During that summer, she was determined to live. And for Heidi, living meant being outside, doing sports. She was a great athlete. She probably couldn't have named a single player in the NBA or NFL, but she participated in sports every chance she had. In the winter, that meant skiing. In the summer, at her beloved cottage in her native Canada, that meant canoeing and hiking and swimming. She went to Canada with her kids that summer. Nothing was going to keep her from doing that.
It was in Canada that the headaches began, so severe she had to be hospitalized. The pain cut her summer in Canada short -- she had to come home to be examined by the doctors at Memorial Sloan-Kettering. The news was horrifying. The cancer had spread to her brain. The treatments became more intense, the days harder, the chances lesser. But, through it all, Heidi never lost her sparkle.
The day I will always remember best was when they told us she needed to remain at MSK. She begged me to run out and shop for her. She needed sleeping clothes.
"Stace," she said to me, "I should still look hot, even in a hospital bed."
She had lost her hair by then and much of her strength, but she never lost her sense of humor. She never stopped being Heidi.
Her courageous battle ended quietly on Sept. 30, 2009, at home, with her family around her. I had been saying goodbye every day that week, because we knew it was close. She was not responsive, but I knew she could hear me. She could hear me promise to make sure Adam didn't forget the kids' coats at soccer practice, promise to keep pushing myself to ski better, promise to always remember her and love her. The phone rang that day and it was Adam. "It happened," was all he said. As much as I thought I would have been prepared, I wasn't.
None of the women in Mike's book are Heidi, but in some ways all of them are. They are strong women, facing their mortality in their own individual ways. I may not agree with all of them -- you may not either if you read it. But I respect that they are strong women, and they make their own decisions. Heidi was that way. She lived on her terms, and she died that way, too.
In conjunction with the release of "All You Could Ask For," Mike and I have created a foundation called "Heidi's Angels," through which 100 percent of our proceeds will be donated to The V Foundation for Cancer Research in memory of an athlete, a mother, a wife and the kind of friend who knows your secrets and your fears and makes you feel better about them and about yourself. It is the least I can do to repay Heidi for all she taught me, in sickness and in health. The journey we took together was among the most meaningful experiences of my life. I only wish you could have known her. You would have loved her, too.

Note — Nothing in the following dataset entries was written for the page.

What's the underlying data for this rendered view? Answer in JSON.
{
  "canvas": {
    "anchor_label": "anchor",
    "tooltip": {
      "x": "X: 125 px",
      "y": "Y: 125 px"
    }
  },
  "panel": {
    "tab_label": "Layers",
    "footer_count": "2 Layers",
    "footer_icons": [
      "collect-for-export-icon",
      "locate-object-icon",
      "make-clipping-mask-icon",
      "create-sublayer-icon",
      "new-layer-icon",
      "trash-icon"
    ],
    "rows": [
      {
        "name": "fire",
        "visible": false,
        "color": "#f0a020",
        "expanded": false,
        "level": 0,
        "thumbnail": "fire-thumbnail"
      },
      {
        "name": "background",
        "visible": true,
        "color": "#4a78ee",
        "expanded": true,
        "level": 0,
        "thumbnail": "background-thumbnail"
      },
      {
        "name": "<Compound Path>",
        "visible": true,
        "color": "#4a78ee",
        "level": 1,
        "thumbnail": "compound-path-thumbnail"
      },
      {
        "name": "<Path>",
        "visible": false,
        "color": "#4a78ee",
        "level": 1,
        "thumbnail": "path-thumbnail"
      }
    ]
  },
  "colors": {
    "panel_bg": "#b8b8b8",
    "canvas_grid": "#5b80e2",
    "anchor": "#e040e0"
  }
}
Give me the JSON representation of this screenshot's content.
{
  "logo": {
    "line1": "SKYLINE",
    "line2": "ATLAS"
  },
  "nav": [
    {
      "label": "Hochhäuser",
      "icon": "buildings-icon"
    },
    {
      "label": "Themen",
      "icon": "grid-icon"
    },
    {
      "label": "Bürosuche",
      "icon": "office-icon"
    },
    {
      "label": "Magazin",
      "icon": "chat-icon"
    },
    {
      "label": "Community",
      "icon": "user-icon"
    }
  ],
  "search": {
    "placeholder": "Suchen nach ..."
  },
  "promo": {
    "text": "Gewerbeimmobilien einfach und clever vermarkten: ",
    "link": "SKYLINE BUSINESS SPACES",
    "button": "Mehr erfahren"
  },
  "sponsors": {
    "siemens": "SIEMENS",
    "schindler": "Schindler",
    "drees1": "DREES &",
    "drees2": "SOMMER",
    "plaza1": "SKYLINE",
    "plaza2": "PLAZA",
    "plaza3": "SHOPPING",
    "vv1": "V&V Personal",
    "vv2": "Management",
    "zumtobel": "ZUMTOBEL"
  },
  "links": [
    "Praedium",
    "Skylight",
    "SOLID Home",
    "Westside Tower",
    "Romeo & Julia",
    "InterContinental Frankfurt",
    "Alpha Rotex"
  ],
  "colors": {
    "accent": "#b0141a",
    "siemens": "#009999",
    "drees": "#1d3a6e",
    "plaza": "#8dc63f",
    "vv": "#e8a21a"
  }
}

For more on "All You Could Ask for," visit AllYouCouldAskFor.com and follow Mike Greenberg on Twitter (@ESPNGreeny); Stacy Greenberg (@StacyGSG) and William Morrow Books (@WmMorrowBks). All of the author's proceeds from AYCAF will go to The V Foundation for Cancer Research.